How to complete this task
Report every line in the listing that contains the string "JSON".

Data to use
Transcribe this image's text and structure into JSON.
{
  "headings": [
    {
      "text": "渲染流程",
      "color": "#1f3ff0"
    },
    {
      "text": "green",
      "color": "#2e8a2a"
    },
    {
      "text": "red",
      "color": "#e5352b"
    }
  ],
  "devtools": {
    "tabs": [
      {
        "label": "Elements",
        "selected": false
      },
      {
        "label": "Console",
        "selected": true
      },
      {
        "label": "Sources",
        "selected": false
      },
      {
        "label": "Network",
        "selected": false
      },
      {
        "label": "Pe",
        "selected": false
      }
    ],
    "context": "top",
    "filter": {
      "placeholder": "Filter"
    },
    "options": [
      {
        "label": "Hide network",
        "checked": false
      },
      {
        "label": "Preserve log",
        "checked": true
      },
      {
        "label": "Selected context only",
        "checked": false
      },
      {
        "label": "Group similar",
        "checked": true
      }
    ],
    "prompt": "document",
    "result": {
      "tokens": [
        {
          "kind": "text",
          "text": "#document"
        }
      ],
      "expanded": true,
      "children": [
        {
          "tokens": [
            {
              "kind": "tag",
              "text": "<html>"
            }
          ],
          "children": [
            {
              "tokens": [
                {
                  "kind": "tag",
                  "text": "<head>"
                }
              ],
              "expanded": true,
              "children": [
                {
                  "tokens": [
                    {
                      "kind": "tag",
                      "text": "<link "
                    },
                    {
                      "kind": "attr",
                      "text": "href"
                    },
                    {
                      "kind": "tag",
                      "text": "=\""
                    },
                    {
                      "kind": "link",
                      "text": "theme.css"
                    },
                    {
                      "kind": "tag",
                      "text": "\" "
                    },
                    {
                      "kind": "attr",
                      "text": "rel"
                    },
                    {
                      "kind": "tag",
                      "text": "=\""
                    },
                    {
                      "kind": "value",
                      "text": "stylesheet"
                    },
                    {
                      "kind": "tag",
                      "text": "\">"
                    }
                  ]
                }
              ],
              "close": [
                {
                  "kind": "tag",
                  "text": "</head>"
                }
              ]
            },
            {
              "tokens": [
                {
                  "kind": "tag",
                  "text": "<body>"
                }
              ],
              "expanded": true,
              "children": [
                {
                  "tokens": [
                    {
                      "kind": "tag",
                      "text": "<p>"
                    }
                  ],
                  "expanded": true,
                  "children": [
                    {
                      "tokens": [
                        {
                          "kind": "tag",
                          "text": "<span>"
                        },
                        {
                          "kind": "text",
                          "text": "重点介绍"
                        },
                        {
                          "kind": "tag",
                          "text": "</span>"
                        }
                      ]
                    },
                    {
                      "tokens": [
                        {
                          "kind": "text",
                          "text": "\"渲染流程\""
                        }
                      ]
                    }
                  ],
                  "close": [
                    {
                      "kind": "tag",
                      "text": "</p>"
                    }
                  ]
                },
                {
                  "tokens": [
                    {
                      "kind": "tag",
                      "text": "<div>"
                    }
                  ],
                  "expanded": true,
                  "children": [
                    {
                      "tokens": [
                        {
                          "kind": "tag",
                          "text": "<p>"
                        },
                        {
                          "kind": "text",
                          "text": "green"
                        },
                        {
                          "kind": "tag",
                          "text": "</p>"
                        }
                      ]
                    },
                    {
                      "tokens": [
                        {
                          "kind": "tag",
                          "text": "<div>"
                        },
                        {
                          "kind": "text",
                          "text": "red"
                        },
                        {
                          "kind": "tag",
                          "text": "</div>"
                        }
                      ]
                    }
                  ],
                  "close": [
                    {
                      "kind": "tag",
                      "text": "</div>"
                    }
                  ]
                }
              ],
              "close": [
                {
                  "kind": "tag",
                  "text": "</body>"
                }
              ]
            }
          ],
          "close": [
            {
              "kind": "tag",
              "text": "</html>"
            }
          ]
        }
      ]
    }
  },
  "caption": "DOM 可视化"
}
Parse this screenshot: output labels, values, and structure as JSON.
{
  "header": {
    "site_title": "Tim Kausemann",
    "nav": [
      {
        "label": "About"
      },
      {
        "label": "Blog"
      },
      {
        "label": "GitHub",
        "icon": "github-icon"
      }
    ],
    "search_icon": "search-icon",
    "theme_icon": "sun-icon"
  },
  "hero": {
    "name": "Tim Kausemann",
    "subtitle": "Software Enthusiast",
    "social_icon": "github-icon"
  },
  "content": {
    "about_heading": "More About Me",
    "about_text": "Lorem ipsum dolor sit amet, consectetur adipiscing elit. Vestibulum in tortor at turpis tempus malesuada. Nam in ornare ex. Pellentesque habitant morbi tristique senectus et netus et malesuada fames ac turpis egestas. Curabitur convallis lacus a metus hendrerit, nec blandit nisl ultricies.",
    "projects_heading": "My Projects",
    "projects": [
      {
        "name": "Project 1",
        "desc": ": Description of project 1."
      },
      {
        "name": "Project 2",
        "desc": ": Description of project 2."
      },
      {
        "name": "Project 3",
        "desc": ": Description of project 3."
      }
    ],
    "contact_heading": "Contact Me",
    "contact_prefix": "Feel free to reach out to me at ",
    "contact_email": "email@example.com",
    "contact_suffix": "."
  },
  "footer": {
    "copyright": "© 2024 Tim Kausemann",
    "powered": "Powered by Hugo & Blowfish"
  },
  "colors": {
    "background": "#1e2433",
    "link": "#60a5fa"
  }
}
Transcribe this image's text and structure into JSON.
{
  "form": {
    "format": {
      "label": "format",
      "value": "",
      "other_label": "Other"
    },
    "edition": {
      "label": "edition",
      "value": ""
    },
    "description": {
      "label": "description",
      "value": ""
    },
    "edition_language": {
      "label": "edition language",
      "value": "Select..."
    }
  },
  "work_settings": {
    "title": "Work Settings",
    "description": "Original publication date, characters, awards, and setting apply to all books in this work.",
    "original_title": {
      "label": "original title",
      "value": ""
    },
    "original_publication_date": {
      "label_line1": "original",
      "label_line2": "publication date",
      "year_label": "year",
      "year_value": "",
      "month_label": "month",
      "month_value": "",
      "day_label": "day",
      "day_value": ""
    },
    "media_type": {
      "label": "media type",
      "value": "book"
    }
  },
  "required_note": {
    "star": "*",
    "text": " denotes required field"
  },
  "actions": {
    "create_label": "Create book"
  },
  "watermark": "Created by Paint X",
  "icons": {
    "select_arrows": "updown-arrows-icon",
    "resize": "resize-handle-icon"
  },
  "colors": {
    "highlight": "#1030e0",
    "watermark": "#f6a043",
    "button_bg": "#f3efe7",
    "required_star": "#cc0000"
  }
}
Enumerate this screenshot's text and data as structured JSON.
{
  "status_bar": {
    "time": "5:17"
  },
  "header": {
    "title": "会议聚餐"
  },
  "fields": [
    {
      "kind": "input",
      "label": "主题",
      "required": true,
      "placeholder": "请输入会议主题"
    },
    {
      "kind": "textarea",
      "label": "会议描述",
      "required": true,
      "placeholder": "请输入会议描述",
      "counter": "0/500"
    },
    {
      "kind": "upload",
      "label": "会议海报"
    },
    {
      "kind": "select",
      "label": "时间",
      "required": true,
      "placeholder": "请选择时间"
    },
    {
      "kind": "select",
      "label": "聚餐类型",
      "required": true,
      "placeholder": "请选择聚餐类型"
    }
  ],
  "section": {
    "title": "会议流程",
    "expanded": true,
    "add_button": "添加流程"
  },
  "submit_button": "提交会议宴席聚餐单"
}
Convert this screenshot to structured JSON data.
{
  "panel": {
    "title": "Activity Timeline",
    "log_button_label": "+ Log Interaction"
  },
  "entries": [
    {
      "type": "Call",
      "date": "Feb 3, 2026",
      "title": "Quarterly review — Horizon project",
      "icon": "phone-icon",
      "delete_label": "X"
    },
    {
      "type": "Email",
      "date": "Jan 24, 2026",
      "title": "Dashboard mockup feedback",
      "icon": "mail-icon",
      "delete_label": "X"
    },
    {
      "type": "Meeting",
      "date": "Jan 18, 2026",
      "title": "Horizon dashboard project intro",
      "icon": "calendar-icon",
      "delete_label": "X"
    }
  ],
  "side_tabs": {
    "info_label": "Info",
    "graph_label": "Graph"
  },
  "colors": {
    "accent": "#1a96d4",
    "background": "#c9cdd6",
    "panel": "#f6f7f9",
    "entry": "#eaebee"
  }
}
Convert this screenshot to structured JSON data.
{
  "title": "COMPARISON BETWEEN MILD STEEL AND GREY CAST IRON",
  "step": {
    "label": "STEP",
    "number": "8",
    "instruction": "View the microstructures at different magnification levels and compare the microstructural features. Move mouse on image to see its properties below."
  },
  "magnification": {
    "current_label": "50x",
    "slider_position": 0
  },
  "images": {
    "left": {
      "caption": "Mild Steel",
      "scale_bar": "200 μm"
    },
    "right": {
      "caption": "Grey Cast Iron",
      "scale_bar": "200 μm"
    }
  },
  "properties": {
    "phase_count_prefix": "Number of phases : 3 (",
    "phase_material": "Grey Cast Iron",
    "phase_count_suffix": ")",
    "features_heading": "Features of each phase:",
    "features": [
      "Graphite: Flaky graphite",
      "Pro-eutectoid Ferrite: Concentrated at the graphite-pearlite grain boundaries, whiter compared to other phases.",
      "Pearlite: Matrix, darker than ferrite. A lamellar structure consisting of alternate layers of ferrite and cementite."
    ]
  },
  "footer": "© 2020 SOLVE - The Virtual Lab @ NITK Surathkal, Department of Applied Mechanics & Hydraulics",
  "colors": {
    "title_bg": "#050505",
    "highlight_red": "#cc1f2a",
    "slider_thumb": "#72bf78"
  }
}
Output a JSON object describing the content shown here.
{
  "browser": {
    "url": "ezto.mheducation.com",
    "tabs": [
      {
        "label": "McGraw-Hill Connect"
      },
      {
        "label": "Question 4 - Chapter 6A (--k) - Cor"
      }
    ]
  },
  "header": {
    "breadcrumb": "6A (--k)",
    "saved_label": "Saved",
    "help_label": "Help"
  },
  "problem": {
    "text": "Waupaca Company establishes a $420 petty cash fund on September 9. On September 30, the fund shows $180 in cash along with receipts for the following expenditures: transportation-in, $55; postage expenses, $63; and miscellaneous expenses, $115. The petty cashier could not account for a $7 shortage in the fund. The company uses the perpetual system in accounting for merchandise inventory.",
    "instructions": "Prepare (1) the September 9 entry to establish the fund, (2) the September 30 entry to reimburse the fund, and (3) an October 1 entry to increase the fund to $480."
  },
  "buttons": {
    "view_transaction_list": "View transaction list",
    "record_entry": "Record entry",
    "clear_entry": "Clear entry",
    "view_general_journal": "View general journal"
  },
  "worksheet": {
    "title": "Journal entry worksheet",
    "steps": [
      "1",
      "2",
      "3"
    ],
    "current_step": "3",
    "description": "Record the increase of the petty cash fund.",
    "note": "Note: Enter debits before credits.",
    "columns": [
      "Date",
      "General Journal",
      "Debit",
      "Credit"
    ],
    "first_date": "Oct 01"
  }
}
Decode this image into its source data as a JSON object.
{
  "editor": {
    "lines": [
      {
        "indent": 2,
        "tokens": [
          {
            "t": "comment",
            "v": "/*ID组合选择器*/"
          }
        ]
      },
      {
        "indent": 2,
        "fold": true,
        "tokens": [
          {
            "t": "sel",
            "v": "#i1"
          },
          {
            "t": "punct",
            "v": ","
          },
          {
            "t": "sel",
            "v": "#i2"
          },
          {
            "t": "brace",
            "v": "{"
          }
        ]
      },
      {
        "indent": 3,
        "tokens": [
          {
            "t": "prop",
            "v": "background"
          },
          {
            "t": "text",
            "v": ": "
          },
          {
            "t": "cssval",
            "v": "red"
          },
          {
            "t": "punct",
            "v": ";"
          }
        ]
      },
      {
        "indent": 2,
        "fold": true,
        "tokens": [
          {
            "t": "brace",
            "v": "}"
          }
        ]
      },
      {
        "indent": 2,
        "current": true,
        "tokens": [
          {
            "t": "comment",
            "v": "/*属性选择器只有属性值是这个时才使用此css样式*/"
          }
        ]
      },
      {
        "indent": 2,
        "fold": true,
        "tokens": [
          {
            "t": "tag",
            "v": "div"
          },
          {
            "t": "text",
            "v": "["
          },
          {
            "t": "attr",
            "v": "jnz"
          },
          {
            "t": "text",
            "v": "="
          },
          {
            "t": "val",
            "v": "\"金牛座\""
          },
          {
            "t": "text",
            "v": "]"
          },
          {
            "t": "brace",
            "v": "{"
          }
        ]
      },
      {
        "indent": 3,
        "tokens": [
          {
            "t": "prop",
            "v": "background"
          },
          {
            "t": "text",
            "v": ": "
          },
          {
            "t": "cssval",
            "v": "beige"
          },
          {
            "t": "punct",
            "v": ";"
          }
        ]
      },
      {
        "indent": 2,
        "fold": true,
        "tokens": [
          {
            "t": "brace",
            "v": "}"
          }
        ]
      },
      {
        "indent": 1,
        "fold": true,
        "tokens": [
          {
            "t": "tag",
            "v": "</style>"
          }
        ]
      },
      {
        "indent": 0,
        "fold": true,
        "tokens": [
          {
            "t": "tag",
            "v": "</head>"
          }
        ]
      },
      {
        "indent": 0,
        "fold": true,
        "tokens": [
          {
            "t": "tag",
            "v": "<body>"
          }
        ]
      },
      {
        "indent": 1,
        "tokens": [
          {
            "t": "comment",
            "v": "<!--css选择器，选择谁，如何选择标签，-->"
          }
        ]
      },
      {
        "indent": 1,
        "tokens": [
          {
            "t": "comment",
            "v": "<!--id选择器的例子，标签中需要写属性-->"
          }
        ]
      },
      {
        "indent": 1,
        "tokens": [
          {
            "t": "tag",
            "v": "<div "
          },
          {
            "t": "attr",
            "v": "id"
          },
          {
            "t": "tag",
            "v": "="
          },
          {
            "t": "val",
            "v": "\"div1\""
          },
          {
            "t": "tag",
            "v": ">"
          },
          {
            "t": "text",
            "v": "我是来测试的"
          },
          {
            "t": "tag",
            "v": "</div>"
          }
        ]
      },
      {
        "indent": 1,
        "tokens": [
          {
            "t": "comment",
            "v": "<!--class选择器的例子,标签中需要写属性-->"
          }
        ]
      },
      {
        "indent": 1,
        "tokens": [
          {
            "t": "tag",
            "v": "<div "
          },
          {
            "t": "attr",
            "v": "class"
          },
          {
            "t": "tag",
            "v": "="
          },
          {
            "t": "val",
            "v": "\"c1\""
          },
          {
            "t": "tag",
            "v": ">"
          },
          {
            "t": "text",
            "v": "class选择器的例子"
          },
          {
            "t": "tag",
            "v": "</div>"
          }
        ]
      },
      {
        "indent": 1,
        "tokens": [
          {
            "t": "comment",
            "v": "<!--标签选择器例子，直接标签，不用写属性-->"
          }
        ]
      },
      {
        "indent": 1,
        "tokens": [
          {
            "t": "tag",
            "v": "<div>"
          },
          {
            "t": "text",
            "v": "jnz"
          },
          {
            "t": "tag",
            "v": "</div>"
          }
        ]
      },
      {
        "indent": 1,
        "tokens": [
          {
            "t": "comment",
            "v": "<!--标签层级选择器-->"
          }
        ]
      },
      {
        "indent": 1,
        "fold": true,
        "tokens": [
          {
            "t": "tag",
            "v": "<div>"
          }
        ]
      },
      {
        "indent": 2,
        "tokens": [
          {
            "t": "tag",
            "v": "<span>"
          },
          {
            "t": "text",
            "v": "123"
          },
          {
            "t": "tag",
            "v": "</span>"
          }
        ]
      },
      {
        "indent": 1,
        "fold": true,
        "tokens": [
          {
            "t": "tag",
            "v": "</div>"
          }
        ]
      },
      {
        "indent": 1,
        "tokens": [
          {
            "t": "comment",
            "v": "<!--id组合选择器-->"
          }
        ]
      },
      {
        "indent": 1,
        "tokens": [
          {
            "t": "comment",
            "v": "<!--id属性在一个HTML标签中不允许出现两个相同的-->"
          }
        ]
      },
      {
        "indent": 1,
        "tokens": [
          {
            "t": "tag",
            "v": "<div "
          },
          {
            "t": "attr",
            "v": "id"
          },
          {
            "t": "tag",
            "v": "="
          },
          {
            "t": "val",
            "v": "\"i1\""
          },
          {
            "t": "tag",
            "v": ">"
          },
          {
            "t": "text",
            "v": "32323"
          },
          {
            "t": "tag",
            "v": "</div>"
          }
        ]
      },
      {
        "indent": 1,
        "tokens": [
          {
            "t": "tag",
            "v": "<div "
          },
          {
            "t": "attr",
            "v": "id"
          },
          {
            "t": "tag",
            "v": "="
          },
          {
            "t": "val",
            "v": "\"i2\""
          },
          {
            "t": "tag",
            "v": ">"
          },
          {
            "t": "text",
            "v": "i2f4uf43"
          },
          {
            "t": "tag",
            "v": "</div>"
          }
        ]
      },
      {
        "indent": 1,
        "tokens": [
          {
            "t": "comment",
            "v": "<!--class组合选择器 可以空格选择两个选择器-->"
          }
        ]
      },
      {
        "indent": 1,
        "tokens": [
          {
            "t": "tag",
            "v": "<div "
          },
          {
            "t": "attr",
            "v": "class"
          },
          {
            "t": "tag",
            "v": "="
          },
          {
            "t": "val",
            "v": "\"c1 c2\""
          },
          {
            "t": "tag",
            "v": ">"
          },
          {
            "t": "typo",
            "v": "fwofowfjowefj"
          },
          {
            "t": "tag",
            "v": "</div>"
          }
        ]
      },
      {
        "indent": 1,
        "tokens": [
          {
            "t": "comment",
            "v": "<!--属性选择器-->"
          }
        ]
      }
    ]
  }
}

Task answer
Transcribe this image's text and structure into JSON.
Parse this screenshot: output labels, values, and structure as JSON.
Transcribe this image's text and structure into JSON.
Enumerate this screenshot's text and data as structured JSON.
Convert this screenshot to structured JSON data.
Convert this screenshot to structured JSON data.
Output a JSON object describing the content shown here.
Decode this image into its source data as a JSON object.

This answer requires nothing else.